A study, carried out for London-based behavioural finance experts Oxford Risk, looks at the attitudes of wealth managers in MENA towards robo advisors and digital-only wealth managers and assesses whether numbers will climb.
Wealth managers in the MENA region are expecting the number of robo-advisors and digital-only wealth managers to rise, new research carried out for behavioural finance experts Oxford Risk shows.
The study, which involved interviewing independent financial advisors and wealth managers in MENA who collectively manage assets of around $290 billion, found that one in three of them expect the number of digital-only solutions to increase dramatically by 2025.
Another 45 per cent expect a slight increase in the number of robo-advisors and digital-only solutions whilst 21 per cent expect no change, the research undertaken with wealth managers in the United Arab Emirates, Saudi Arabia, Bahrain, Qatar, Oman, Egypt, and Kuwait found.
The forecasts build on the impact of the Covid-19 pandemic in terms of the adoption of technology across the region, with lockdowns and restrictions forcing companies to find new ways of working, the firm said.
The study shows that 68 per cent of wealth managers questioned found that the pandemic has accelerated the technology revolution in the MENA wealth management sector. However, one in eight disagree that the pandemic has had an effect.
Oxford Risk consequently urges wealth advisors in the region to make more use of technology to provide improved services to clients based on understanding their needs through detailed profiling.
“The increased use of technology is transforming businesses around the world and is clearly having a major impact in the MENA region,” Greg B Davies PhD, head of behavioural finance, Oxford Risk said.
“The rise of digital-only solutions is to be expected as the technology revolution speeds up in the MENA wealth management sector. There are major benefits for wealth managers and clients from increasing their use of technology and algorithms,” he added.
Oxford Risk, founded in 2002, aims to apply behavioural finance expertise and technology to help its clients deliver superior advice and service more efficiently. The subject of behavioural finance has grown more mainstream within the wealth management sector in recent years. The term applies to understanding how people mistake portfolio gains as a result of pure skill rather than also accepting the role of chance, or treating losses more emotionally than they do gains, and following crowd behaviour. These insights draw on views about how humans have evolved from pre-history, and are used to explain events such as stock market booms and busts, or share trading frenzies such as the GameStop affair in the US more than a year ago, or the regular gyrations of bitcoin. The pandemic, Russia’s invasion of Ukraine and a spike in energy prices have given plenty of reasons for emotions to hold sway in markets.

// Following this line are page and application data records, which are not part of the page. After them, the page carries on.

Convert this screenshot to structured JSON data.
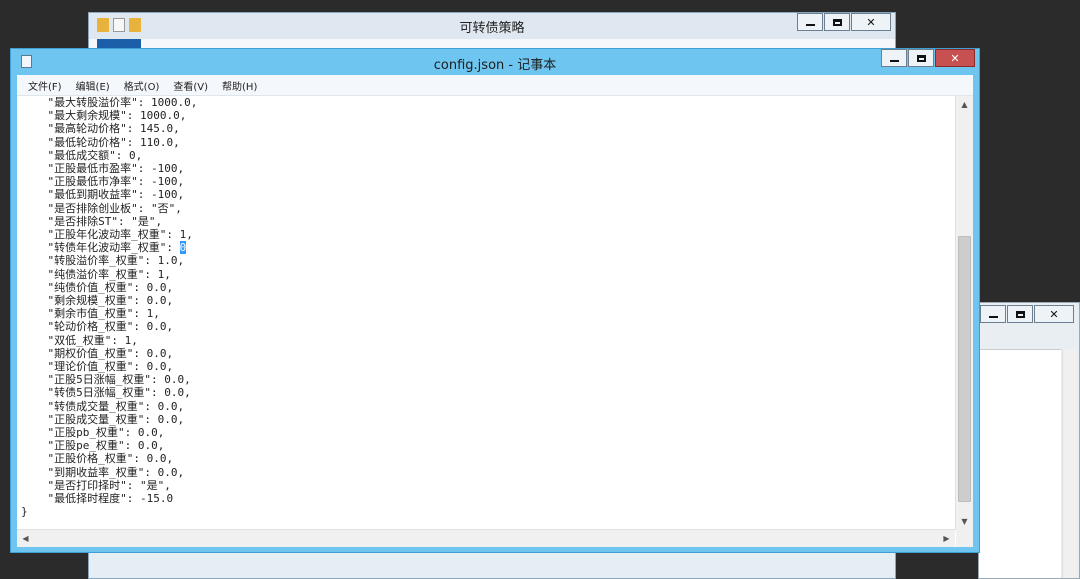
{
  "explorer": {
    "title": "可转债策略"
  },
  "notepad": {
    "title": "config.json - 记事本",
    "menu": [
      {
        "label": "文件(F)"
      },
      {
        "label": "编辑(E)"
      },
      {
        "label": "格式(O)"
      },
      {
        "label": "查看(V)"
      },
      {
        "label": "帮助(H)"
      }
    ],
    "lines_before": [
      "    \"最大转股溢价率\": 1000.0,",
      "    \"最大剩余规模\": 1000.0,",
      "    \"最高轮动价格\": 145.0,",
      "    \"最低轮动价格\": 110.0,",
      "    \"最低成交额\": 0,",
      "    \"正股最低市盈率\": -100,",
      "    \"正股最低市净率\": -100,",
      "    \"最低到期收益率\": -100,",
      "    \"是否排除创业板\": \"否\",",
      "    \"是否排除ST\": \"是\","
    ],
    "line_selected_prefix": "    \"正股年化波动率_权重\": 1,",
    "line_cursor_prefix": "    \"转债年化波动率_权重\": ",
    "selected_text": "0",
    "lines_after": [
      "    \"转股溢价率_权重\": 1.0,",
      "    \"纯债溢价率_权重\": 1,",
      "    \"纯债价值_权重\": 0.0,",
      "    \"剩余规模_权重\": 0.0,",
      "    \"剩余市值_权重\": 1,",
      "    \"轮动价格_权重\": 0.0,",
      "    \"双低_权重\": 1,",
      "    \"期权价值_权重\": 0.0,",
      "    \"理论价值_权重\": 0.0,",
      "    \"正股5日涨幅_权重\": 0.0,",
      "    \"转债5日涨幅_权重\": 0.0,",
      "    \"转债成交量_权重\": 0.0,",
      "    \"正股成交量_权重\": 0.0,",
      "    \"正股pb_权重\": 0.0,",
      "    \"正股pe_权重\": 0.0,",
      "    \"正股价格_权重\": 0.0,",
      "    \"到期收益率_权重\": 0.0,",
      "    \"是否打印择时\": \"是\",",
      "    \"最低择时程度\": -15.0",
      "}"
    ]
  }
}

The study was carried out by independent research company PureProfile, on behalf of Oxford Risk. It interviewed 100 independent financial advisors and wealth managers in Egypt, Kuwait, Oman, Qatar, Saudi Arabia, United Arab Emirates and Bahrain during April 2022 using an online methodology.